Posted by Bethaney Wallace on 26th Mar 2014

Because sleeping is an ongoing necessity, most of us have the practice down pat. There may be a few exceptions for insomniacs or colds that don’t allow us to breathe through the night, but for the most part, folks understand when and how much sleep their body needs, and how to best obtain it. After all, without solid rest, the body wouldn’t be able to function, the brain would become loopy and hazy (at least its decisions would), and before long, we would become too tired to even move.

Despite all our years of sleeping practice, however, there are still mornings when we wake tired or unrested. Even if we’ve gotten plenty of sleep – or what we think should be plenty. So what gives? Why do our bodies still feel drowsy even after getting a long night’s rest?

In theory, the body should need X amount of rest, and once that’s obtained, it should be good to go. Right? Like a battery getting recharged. But in reality, it’s a little more complicated than that; there’s more to sleep than simply plugging in and soaking up juice. But by playing to these strengths, or rather, oddities, you can obtain better rest, even in a shorter amount of time.

Here’s why:

The body sleeps in 90-minute cycles, and if we wake in the middle of one of these cycles, you’re more likely to be drowsy through the morning. In other words, the brain hasn’t yet fully completed its current cycle. And interrupting it with a wakened body means it has to skip its final steps, while still trying to adjust to thinking, moving, and getting on with the day. This lag in abilities often results in feeling tired or drowsy. Even if you’ve gotten “plenty” of sleep (as much or more hours than normal), this can make you feel unrested.

However, there’s a simple fix: waking at the end of a 90-minute cycle.

How to Plan Your Sleeps

To best reach this ratio, break the night into 90-minute intervals, counting back from when you want to wake up. If we didn’t enlist the help of alarm clocks, this is when our bodies would wake automatically, and looking for this specific gap can work to eliminate that morning tired feeling while gaining a proper amount of sleep. In some cases, this might just mean more efficient planning, not just more sleep. That way, you can better plan bed times to correlate with the least amount of drowsiness possible.

If it takes you a while to fall asleep, you might add on 20 or so extra minutes to bed time. However, even if the falling-asleep time doesn’t add up perfectly, laying still with your eyes closed has been proven to add medical benefits, such as lowered blood pressure and a “resting state” for the brain. Even though you may not be fully sleeping, you’re giving the body some much-needed relaxation time. This can also help take the pressure away from that “I have to fall asleep now” feeling, which only makes it harder to actually fall asleep.

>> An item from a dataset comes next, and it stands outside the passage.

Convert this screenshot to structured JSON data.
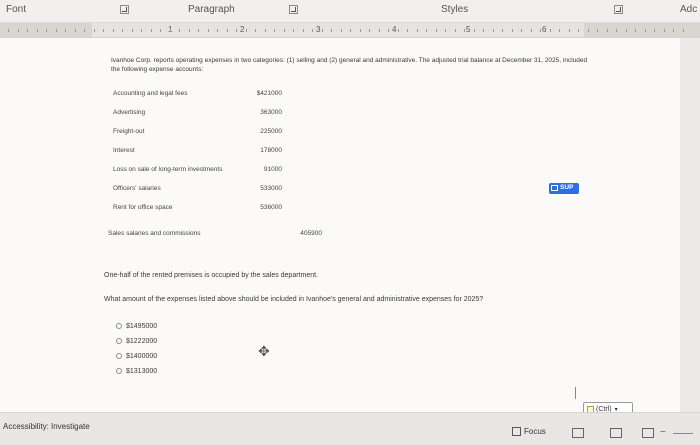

The Importance of Taking Naps

Though naps can sometimes come with a stigma, they actually host great medical benefits. Lay down for 30 minutes or so during the afternoon, after which you can wake feeling refreshed and rested. Again, actual sleep isn’t a necessity, simply the act of closing one’s eyes and laying still for a certain amount of time. Less than 20 minutes is usually considered to be too short, while more than an hour can be too long, especially when continuing to work for the rest of the day. (Usually when one rests for this long, they do fall asleep, repeating the 90-minute cycles. And unless you can plan a 90-minute rest during the day, you often end up drowsier than before you went to sleep.)

Whether or not you prefer daytime naps, better planning your sleep patterns can provide instant results. Remember to map out your night’s rest to wake rested and refreshed.